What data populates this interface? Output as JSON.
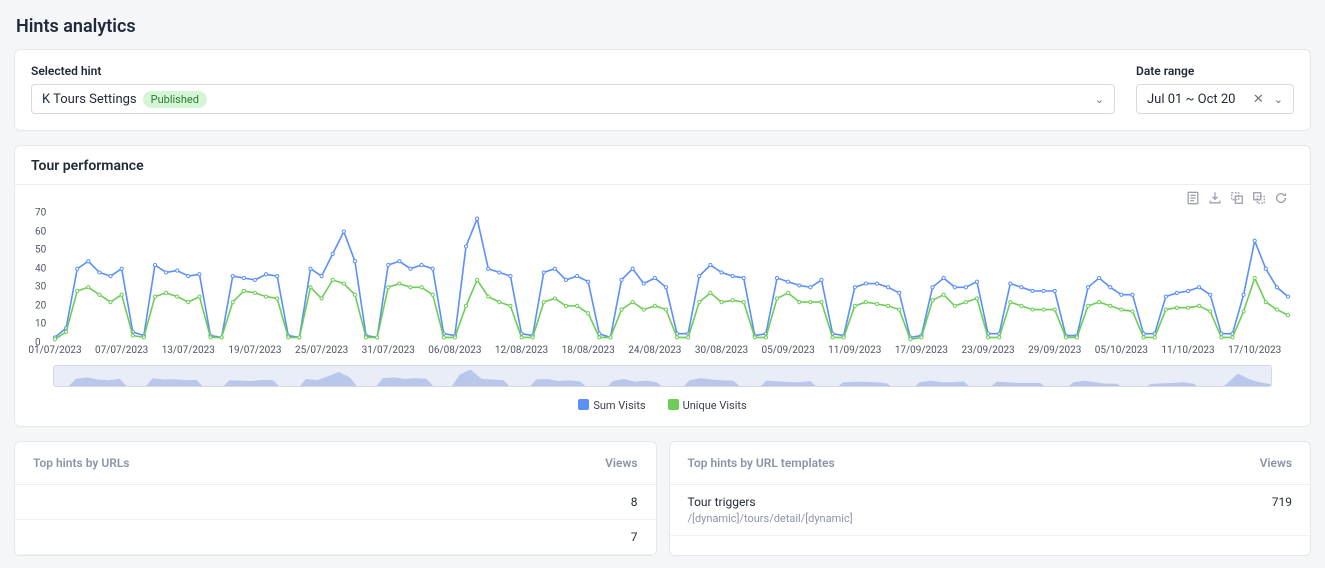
{
  "page_title": "Hints analytics",
  "filters": {
    "hint_label": "Selected hint",
    "hint_value": "K Tours Settings",
    "hint_badge": "Published",
    "date_label": "Date range",
    "date_value": "Jul 01 ~ Oct 20"
  },
  "chart_section_title": "Tour performance",
  "legend": {
    "sum": "Sum Visits",
    "unique": "Unique Visits"
  },
  "toolbar": {
    "data_view": "Data View",
    "save_image": "Save as Image",
    "area_zoom": "Area zooming",
    "reset_zoom": "Reset area zooming",
    "refresh": "Refresh"
  },
  "colors": {
    "sum": "#5b8ff9",
    "unique": "#6dce57"
  },
  "tables": {
    "urls_title": "Top hints by URLs",
    "templates_title": "Top hints by URL templates",
    "views_label": "Views",
    "url_rows": [
      {
        "title": "",
        "sub": "",
        "views": "8"
      },
      {
        "title": "",
        "sub": "",
        "views": "7"
      }
    ],
    "template_rows": [
      {
        "title": "Tour triggers",
        "sub": "/[dynamic]/tours/detail/[dynamic]",
        "views": "719"
      }
    ]
  },
  "chart_data": {
    "type": "line",
    "xlabel": "",
    "ylabel": "",
    "ylim": [
      0,
      70
    ],
    "yticks": [
      0,
      10,
      20,
      30,
      40,
      50,
      60,
      70
    ],
    "x_ticks": [
      "01/07/2023",
      "07/07/2023",
      "13/07/2023",
      "19/07/2023",
      "25/07/2023",
      "31/07/2023",
      "06/08/2023",
      "12/08/2023",
      "18/08/2023",
      "24/08/2023",
      "30/08/2023",
      "05/09/2023",
      "11/09/2023",
      "17/09/2023",
      "23/09/2023",
      "29/09/2023",
      "05/10/2023",
      "11/10/2023",
      "17/10/2023"
    ],
    "x_tick_idx": [
      0,
      6,
      12,
      18,
      24,
      30,
      36,
      42,
      48,
      54,
      60,
      66,
      72,
      78,
      84,
      90,
      96,
      102,
      108
    ],
    "n": 112,
    "series": [
      {
        "name": "Sum Visits",
        "color": "#5b8ff9",
        "values": [
          3,
          8,
          40,
          44,
          38,
          36,
          40,
          6,
          4,
          42,
          38,
          39,
          36,
          37,
          4,
          3,
          36,
          35,
          34,
          37,
          36,
          4,
          3,
          40,
          36,
          48,
          60,
          44,
          4,
          3,
          42,
          44,
          40,
          42,
          40,
          5,
          4,
          52,
          67,
          40,
          38,
          36,
          5,
          4,
          38,
          40,
          34,
          36,
          33,
          5,
          3,
          34,
          40,
          32,
          35,
          30,
          5,
          5,
          36,
          42,
          38,
          36,
          35,
          4,
          5,
          35,
          33,
          31,
          30,
          34,
          5,
          4,
          30,
          32,
          32,
          30,
          27,
          3,
          4,
          30,
          35,
          30,
          30,
          33,
          5,
          5,
          32,
          30,
          28,
          28,
          28,
          4,
          4,
          30,
          35,
          30,
          26,
          26,
          5,
          5,
          25,
          27,
          28,
          30,
          26,
          5,
          5,
          26,
          55,
          40,
          30,
          25
        ]
      },
      {
        "name": "Unique Visits",
        "color": "#6dce57",
        "values": [
          2,
          6,
          28,
          30,
          26,
          22,
          26,
          4,
          3,
          25,
          27,
          25,
          22,
          25,
          3,
          3,
          22,
          28,
          27,
          25,
          24,
          3,
          3,
          30,
          24,
          34,
          32,
          26,
          3,
          3,
          30,
          32,
          30,
          30,
          26,
          3,
          3,
          20,
          34,
          25,
          22,
          20,
          3,
          3,
          22,
          24,
          20,
          20,
          16,
          3,
          3,
          18,
          22,
          18,
          20,
          18,
          3,
          3,
          22,
          27,
          22,
          23,
          22,
          3,
          3,
          24,
          27,
          22,
          22,
          22,
          3,
          3,
          20,
          22,
          21,
          20,
          18,
          2,
          3,
          23,
          26,
          20,
          22,
          24,
          3,
          3,
          22,
          20,
          18,
          18,
          18,
          3,
          3,
          20,
          22,
          20,
          18,
          17,
          3,
          3,
          18,
          19,
          19,
          20,
          17,
          3,
          3,
          17,
          35,
          22,
          18,
          15
        ]
      }
    ]
  }
}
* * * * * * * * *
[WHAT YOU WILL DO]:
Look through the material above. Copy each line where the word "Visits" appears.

[YOUR RESPONSE]:
    "sum": "Sum Visits",
    "unique": "Unique Visits"
        "name": "Sum Visits",
        "name": "Unique Visits",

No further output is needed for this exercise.